The last three times the silver/gold ratio topped that margin were in 1995 when silver prices gained 70%; in 2003 when silver prices climbed 200%, and in 2011 when silver gained 420%.
Correlation is not causation, but the outlook for silver remains bullish.
Dwindling Supply of Silver
Silver Catalyst #4: There is a finite supply of silver out there.
And there are two reasons why the supply of silver has dwindled. Most mining companies do not mine for silver, per se. Silver is most often mined as a by-product of gold, copper, lead, and zinc.
The plunge in gold and copper prices has translated into huge cuts in capital spending by miners—which means lower output. It also means a halt to new mines or expansions. When the global economy does get back onto solid footing, it may be hard for production to keep up with demand.

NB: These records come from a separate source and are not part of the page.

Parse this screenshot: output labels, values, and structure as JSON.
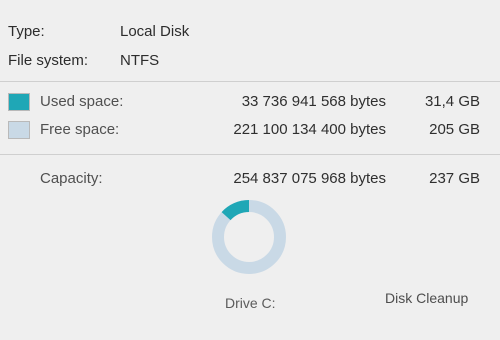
{
  "details": {
    "type_label": "Type:",
    "type_value": "Local Disk",
    "fs_label": "File system:",
    "fs_value": "NTFS"
  },
  "space": {
    "used": {
      "label": "Used space:",
      "bytes": "33 736 941 568 bytes",
      "size": "31,4 GB",
      "color": "#1fa7b6"
    },
    "free": {
      "label": "Free space:",
      "bytes": "221 100 134 400 bytes",
      "size": "205 GB",
      "color": "#c9d9e6"
    },
    "capacity": {
      "label": "Capacity:",
      "bytes": "254 837 075 968 bytes",
      "size": "237 GB"
    }
  },
  "chart": {
    "used_fraction": 0.1324,
    "used_color": "#1fa7b6",
    "free_color": "#c9d9e6"
  },
  "footer": {
    "drive_label": "Drive C:",
    "cleanup_label": "Disk Cleanup"
  }
}
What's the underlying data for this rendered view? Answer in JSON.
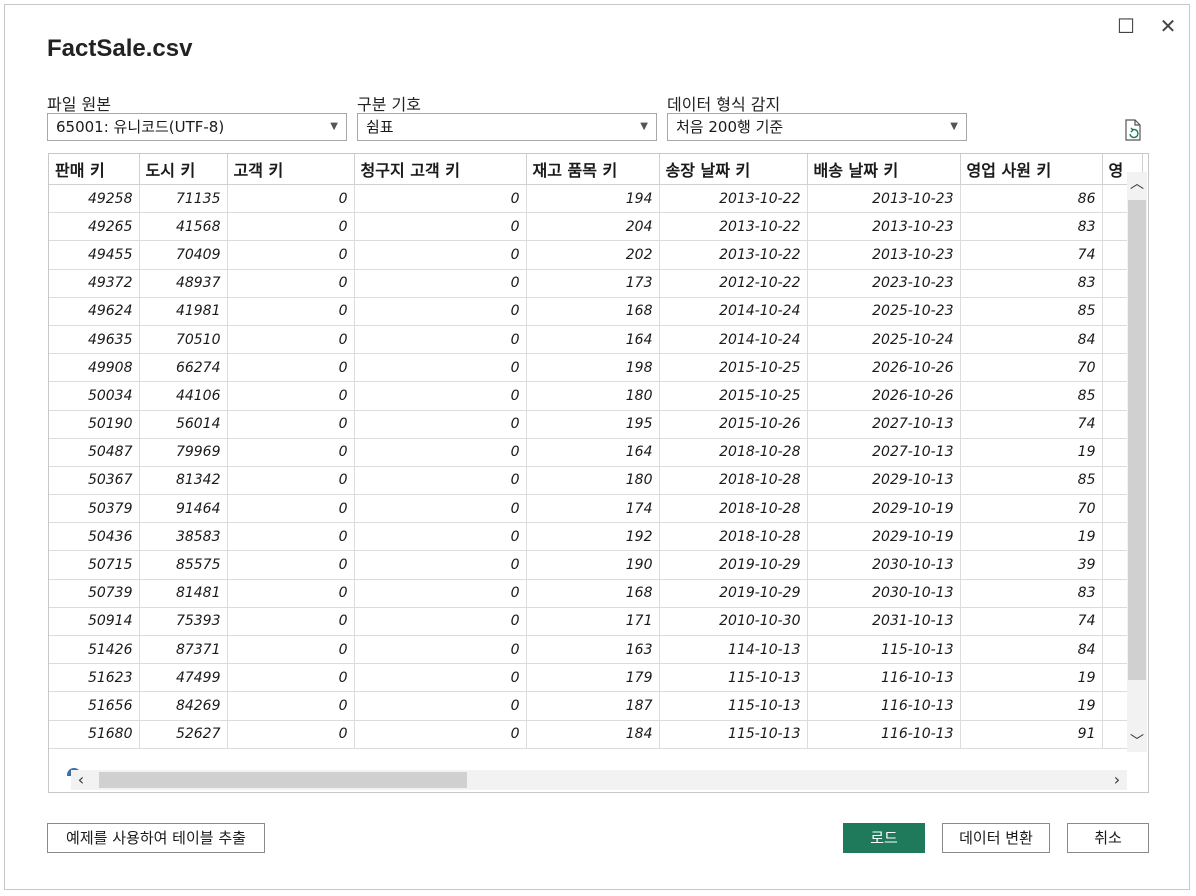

This could send silver prices considerably higher. That’s because silver is an invaluable industrial metal used in batteries, dentistry, LED chips, medicine, nuclear reactors, solar energy, semiconductors, touch screens, water purification, and many other industrial uses.
But again, the demand for silver as an industrial product will only increase when the global economy recovers. Unfortunately, economic challenges in China, Canada, Japan, Russia, the eurozone, and the United States, to name a few, make it difficult to be outright bullish on silver right now.
While the International Monetary Fund expects the global economy to grow at 3.3% this year, it is expected to approach four percent next year. This bodes well for silver bulls as we head into 2016.